immersive VR as a tool to help individuals with autism deal with change


Autism is a lifelong developmental disability. It is a spectrum condition also referred to as an autism spectrum disorder (ASD). The word ‘spectrum’ is used because while all ASD people share three main areas of difficulty (social communication, social interaction, the flexibility of thought), the condition affects people in very different ways (Bellani et al., 2011). Some are able to live relatively independent lives, while others will require a lifetime of specialist support. Today, between 1 in 100 individuals are diagnosed with autism, amounting to around 3.3 million people with autism in the EU (Autism-Europe, 2009). Obsessions, repetitive behavior and routines can be a source of enjoyment for people with ASD and a way of coping with everyday life. Therefore, even a slight change in those routines could cause distress or anxiety to the ASD individual. 

Many intervention strategies have been researched through the years to help individuals with autism in daily life to increase their ability to perform daily-life activities. Among recent interventions is immersive Virtual Reality (VR), a simulation of the real world based on computer graphics, which is considered a promising tool for helping individuals with autism deal with their daily routines and alleviate their fears and phobias by offering them a safe environment for learning (Parsons et al., 2009; Holden, 2005). The Virtual Environments (VEs) created by VR simulate the real world and give experiences to ASD individuals to help them understand concepts as well as learn to perform specific tasks, which can be repeated as often as required (Chittaro & Ranon, 2007).

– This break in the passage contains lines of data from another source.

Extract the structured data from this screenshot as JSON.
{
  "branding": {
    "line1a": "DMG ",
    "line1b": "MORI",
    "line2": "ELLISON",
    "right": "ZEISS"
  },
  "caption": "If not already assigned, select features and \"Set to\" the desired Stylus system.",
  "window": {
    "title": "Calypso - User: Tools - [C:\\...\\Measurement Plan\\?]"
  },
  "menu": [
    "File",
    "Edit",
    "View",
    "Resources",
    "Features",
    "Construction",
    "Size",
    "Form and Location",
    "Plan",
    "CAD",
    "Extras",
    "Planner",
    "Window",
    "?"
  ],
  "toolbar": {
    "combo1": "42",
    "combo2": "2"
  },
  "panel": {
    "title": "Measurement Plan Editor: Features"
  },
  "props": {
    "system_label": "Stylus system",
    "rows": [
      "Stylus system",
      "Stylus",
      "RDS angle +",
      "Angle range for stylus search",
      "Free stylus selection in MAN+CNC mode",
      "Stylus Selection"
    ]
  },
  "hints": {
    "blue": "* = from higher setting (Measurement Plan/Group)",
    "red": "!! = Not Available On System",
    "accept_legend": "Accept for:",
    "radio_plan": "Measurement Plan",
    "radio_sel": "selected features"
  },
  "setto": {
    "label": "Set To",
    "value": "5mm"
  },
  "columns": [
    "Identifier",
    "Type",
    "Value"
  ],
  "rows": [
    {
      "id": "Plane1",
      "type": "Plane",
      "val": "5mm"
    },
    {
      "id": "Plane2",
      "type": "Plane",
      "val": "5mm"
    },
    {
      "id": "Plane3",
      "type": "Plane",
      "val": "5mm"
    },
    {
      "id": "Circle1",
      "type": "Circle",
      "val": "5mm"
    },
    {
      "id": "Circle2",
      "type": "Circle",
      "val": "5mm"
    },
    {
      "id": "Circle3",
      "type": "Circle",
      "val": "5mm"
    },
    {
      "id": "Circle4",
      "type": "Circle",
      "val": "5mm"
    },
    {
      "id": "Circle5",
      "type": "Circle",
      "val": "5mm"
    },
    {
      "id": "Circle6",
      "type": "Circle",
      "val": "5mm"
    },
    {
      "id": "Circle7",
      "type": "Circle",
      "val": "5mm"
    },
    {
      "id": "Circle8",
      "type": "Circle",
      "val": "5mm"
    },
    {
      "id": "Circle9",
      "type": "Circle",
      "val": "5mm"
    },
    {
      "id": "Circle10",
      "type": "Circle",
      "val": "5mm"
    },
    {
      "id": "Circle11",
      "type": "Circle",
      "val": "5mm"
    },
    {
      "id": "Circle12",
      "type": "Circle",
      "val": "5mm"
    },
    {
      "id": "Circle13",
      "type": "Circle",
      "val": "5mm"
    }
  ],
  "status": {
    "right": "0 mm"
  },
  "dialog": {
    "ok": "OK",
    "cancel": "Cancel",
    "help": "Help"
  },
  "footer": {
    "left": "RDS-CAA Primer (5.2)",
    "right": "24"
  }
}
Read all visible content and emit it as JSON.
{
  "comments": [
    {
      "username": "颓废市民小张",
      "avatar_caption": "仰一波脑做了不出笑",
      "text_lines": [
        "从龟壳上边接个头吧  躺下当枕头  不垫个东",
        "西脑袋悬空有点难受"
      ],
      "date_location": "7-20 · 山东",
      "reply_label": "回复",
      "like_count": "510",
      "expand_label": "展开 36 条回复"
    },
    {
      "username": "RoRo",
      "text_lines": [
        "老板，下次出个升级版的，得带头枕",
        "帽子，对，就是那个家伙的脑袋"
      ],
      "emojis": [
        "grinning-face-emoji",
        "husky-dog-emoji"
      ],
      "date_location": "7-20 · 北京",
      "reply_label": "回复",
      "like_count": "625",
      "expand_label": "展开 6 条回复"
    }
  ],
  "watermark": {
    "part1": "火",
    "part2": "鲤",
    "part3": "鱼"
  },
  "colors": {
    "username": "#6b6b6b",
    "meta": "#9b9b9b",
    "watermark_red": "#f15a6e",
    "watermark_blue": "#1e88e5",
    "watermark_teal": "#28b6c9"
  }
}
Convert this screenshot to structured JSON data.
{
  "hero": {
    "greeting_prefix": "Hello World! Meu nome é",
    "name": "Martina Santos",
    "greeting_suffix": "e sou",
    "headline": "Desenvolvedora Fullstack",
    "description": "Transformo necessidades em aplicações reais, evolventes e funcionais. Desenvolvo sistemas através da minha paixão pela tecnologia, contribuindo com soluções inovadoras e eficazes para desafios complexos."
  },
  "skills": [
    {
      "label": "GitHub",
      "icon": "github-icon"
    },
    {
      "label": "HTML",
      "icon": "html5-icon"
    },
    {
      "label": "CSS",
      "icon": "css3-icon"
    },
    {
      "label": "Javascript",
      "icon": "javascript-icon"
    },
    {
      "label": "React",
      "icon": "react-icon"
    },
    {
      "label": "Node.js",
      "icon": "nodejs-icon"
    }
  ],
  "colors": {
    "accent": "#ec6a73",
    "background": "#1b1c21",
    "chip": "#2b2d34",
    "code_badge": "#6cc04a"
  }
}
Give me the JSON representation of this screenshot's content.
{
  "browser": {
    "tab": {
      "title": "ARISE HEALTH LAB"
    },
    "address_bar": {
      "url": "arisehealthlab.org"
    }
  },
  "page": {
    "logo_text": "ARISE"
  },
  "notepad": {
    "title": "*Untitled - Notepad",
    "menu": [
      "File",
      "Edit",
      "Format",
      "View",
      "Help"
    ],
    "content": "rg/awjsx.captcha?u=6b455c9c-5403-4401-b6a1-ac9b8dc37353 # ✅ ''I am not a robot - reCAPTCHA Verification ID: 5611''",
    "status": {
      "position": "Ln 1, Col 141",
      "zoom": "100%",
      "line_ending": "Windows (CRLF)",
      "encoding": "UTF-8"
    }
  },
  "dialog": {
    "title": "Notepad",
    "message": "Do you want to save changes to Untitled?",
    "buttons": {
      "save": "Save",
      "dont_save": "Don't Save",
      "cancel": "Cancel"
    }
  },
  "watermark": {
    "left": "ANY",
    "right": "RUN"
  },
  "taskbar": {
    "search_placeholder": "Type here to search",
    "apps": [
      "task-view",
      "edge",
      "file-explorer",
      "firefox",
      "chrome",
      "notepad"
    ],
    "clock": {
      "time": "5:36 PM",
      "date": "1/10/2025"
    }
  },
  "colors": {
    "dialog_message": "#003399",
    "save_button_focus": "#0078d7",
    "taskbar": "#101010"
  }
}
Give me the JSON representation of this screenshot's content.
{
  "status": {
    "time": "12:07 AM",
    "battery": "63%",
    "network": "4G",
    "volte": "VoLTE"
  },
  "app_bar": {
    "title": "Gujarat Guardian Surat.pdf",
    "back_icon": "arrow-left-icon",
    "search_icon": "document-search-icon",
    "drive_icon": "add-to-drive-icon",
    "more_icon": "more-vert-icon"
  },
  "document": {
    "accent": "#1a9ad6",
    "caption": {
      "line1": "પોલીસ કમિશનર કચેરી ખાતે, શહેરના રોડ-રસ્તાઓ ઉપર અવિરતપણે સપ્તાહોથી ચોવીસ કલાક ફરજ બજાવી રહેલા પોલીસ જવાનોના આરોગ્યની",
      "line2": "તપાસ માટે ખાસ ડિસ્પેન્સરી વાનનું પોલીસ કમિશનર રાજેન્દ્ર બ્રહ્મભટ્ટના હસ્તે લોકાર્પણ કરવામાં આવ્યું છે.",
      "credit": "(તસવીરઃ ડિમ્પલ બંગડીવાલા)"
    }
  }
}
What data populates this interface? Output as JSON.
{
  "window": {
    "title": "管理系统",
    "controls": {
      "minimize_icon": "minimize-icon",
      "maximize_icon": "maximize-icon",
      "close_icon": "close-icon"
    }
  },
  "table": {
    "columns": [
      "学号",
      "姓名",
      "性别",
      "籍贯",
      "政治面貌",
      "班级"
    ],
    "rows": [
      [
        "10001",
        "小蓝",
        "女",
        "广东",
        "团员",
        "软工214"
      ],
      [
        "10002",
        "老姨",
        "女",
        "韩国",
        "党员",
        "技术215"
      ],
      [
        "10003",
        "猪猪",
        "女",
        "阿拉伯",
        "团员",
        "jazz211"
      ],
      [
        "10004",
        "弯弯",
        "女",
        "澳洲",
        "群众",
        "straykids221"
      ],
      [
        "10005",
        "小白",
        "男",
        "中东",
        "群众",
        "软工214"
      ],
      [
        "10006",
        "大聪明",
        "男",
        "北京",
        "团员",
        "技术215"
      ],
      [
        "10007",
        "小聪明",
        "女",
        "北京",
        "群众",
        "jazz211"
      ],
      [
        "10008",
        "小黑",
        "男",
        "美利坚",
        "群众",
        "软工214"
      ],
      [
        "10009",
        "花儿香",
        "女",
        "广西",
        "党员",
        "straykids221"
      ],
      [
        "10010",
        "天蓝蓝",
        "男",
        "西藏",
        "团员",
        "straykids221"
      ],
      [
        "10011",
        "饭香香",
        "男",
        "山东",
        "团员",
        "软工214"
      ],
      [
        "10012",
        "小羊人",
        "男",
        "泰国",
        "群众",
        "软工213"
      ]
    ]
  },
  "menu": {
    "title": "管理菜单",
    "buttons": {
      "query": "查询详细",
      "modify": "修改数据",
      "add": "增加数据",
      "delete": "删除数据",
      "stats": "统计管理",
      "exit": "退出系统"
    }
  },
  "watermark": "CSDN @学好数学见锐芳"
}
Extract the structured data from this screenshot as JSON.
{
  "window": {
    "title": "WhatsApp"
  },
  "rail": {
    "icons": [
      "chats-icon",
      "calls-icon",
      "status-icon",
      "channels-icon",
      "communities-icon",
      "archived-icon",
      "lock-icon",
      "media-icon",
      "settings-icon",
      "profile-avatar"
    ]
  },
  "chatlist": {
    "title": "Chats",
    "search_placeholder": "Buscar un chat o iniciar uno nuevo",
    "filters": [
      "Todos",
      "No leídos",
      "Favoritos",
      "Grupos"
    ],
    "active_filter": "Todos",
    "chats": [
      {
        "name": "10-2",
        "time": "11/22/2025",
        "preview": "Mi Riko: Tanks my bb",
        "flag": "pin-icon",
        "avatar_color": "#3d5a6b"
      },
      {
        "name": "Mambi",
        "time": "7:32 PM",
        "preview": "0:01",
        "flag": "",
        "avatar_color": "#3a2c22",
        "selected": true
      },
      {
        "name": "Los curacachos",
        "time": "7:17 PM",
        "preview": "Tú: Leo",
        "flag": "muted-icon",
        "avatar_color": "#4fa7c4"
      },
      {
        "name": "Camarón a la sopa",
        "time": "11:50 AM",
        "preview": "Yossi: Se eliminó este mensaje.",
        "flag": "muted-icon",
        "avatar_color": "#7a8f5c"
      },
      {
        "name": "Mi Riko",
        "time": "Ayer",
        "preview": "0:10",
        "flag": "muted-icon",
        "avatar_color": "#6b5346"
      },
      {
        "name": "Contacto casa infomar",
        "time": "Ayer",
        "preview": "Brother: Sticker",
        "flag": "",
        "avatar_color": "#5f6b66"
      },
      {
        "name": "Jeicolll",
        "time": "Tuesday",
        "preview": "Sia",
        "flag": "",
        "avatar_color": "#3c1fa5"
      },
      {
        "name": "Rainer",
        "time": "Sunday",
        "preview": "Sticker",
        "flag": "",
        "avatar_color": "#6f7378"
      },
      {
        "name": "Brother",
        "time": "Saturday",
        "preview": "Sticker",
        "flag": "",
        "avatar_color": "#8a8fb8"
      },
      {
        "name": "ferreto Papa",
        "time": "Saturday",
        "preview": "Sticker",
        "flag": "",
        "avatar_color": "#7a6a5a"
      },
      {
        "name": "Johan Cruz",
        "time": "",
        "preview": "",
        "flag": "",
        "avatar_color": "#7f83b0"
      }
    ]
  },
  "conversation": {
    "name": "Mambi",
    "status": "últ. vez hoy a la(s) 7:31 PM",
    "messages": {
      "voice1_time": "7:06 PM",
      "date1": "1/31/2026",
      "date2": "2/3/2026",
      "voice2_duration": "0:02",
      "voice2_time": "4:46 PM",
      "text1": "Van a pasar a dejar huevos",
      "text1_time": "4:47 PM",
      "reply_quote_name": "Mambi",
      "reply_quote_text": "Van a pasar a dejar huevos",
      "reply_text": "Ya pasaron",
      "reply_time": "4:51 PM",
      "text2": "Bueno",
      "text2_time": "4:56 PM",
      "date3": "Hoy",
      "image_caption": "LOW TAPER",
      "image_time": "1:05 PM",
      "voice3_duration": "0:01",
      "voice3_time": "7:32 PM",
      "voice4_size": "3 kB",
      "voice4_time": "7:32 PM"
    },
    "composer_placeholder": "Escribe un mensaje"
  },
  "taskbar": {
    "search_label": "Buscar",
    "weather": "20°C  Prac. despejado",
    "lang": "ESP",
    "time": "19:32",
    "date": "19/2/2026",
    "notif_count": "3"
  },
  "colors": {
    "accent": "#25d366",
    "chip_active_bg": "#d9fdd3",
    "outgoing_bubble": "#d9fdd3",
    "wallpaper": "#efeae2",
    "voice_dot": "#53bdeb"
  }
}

As Morag Maskey, a researcher from Newcastle University states, “People with autism can find imagining a scene difficult”, which is why it is speculated that using VR to create role-playing environments for practicing social skills or alleviate phobias could be proven to be successful. Considering how much distress a slight change in the routine can cause to an individual with ASD and how research is increasingly recognising the potential benefits of VR in supporting the learning process, particularly related to life skills development, in individuals with autism (Strickland et al., 1996; Strickland, 1997; Parsons et al., 2002; Goodwin, 2008; Ehrlich & Miller, 2009), we propose a project with ASD adults as target groups, with the following objectives:
*To conduct desk research to review previous research findings and gain a broad understanding of the contribution of immersive VR technology in ASD individuals’ life skills development.
*To design, test and publish an innovative immersive VR technology/game as a tool to help individuals with ASD to acquire and develop the skills and key competences to deal with change in their daily life and routine
*To conduct field research to investigate whether immersive VR technology helps individuals with ASD effectively deal with changes in their daily routine. The research results will add an extra rung to the already existing knowledge on the potential value of immersive VR technology in supporting the development of life skills of individuals with ASD, by providing new data and information focused on the contribution of simulated environments to minimise their stress and anxiety levels in their efforts to deal with changes in daily routine.